Occasionally, bad lyrics can be good – there is something admirable about rhyming a word with exactly the same word as Black Sabbath do in "War Pigs" ("Generals gather in their masses/just like generals at black masses") – but it's nice to take inspiration from those songwriters who really do think about the meaning of their words. A great pop song should have universal resonance while still retaining some sort of depth, which is why the lyrics that Hal David wrote for Burt Bacharach's tunes work so well. Songs like "This Guy's In Love With You" use casual language to get across something profound. This was no divine inspiration: for much of the Sixties and Seventies David wrote from 9am to 5pm every day, with an hour off for lunch, crafting and rewriting until a set of words fitted perfectly with the music Bacharach had sent him.
"I paid attention to what people said," says David on his technique. "One time I was at a dinner party when it was announced someone wasn't turning up, and the hostess said: 'that's one less bell to answer'. I went home and wrote 'One Less Bell To Answer' – 'one less spells the answer. One less egg to fry'."

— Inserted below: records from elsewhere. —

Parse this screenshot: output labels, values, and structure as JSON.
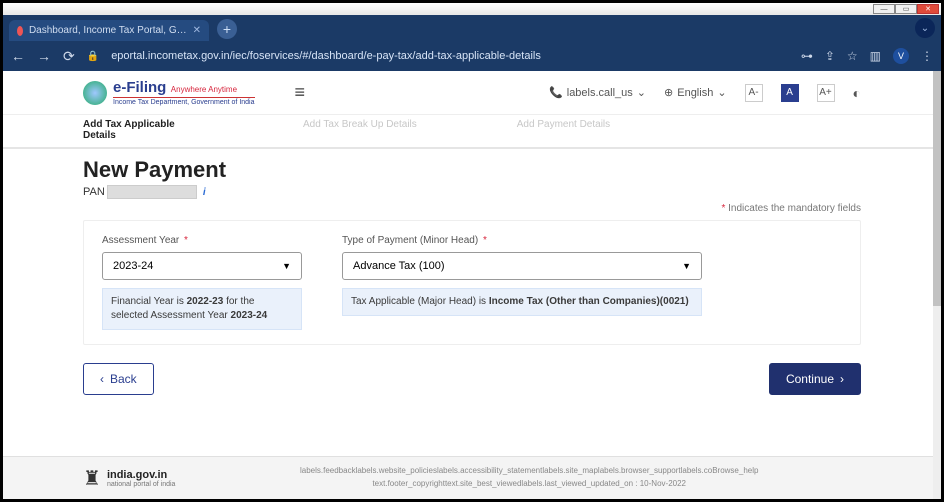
{
  "window": {
    "tab_title": "Dashboard, Income Tax Portal, G…",
    "url": "eportal.incometax.gov.in/iec/foservices/#/dashboard/e-pay-tax/add-tax-applicable-details",
    "user_initial": "V"
  },
  "header": {
    "brand": "e-Filing",
    "tagline": "Anywhere Anytime",
    "dept": "Income Tax Department, Government of India",
    "call_label": "labels.call_us",
    "language": "English",
    "font_minus": "A-",
    "font_normal": "A",
    "font_plus": "A+"
  },
  "breadcrumb": {
    "c1": "Add Tax Applicable Details",
    "c2": "Add Tax Break Up Details",
    "c3": "Add Payment Details"
  },
  "page": {
    "title": "New Payment",
    "pan_label": "PAN",
    "mandatory_note": "Indicates the mandatory fields",
    "assessment_label": "Assessment Year",
    "assessment_value": "2023-24",
    "assessment_hint_pre": "Financial Year is ",
    "assessment_hint_fy": "2022-23",
    "assessment_hint_mid": " for the selected Assessment Year ",
    "assessment_hint_ay": "2023-24",
    "type_label": "Type of Payment (Minor Head)",
    "type_value": "Advance Tax (100)",
    "type_hint_pre": "Tax Applicable (Major Head) is ",
    "type_hint_bold": "Income Tax (Other than Companies)(0021)",
    "back_label": "Back",
    "continue_label": "Continue"
  },
  "footer": {
    "india": "india.gov.in",
    "natl": "national portal of india",
    "line1": "labels.feedbacklabels.website_policieslabels.accessibility_statementlabels.site_maplabels.browser_supportlabels.coBrowse_help",
    "line2": "text.footer_copyrighttext.site_best_viewedlabels.last_viewed_updated_on : 10-Nov-2022"
  }
}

Great lyrics are often infused with mystery. Carly's Simon's line "you're so vain, you probably think this song is about you" (from "You're So Vain") is an endless puzzle, while Bobbie Gentry's wonderful "Ode To Billie Joe" tells an entire soap opera over a lilting two-chord melody – of a suicide, a young girl's heartbreak, and a family's indifference – and never reveals what the narrator was throwing off the Tallahatchie Bridge. The song shows why lyrics matter: the music is made more beautiful by the words' poetry.
Of course, people in glass houses shouldn't throw stones, to use a cliché that has probably cropped up in a lyric somewhere. Last year I embarked on a mission to write the perfect pop song, picking up tips from my favourite songwriters along the way, including Cat Power, Keith Richards, Andy Partridge of XTC and Ray Davies of The Kinks. One of the compositions that came out of all this high-end tutoring is a psychedelic number called "Mystery Fox" (sample lyric: Mystery fox, come out of your box, it's time for me to chase you up that tree, oh mystery fox...). It is yet to be hailed as a classic.
I sang "Mystery Fox" to one of my all-time heroes, a reclusive genius called Lawrence, formerly of the undervalued bands Felt and Denim. He collapsed into fits of laughter. "Imagine if you played that to Elton John, or Hal David," he said. "They'd think you'd gone bonkers." When I asked him why, he replied: "Well, it's not exactly 'Leaving on a Jet Plane', is it?" Writing a great song with good lyrics, in other words, is extremely hard to do.
Jarvis Cocker: Saying The Unsayable, Brighton Dome (01273 709709), 8pm Friday 23 May, tickets £12.50; 'Song Man', by Will Hodgkinson, is published by Bloomsbury, priced £12.99Reuse content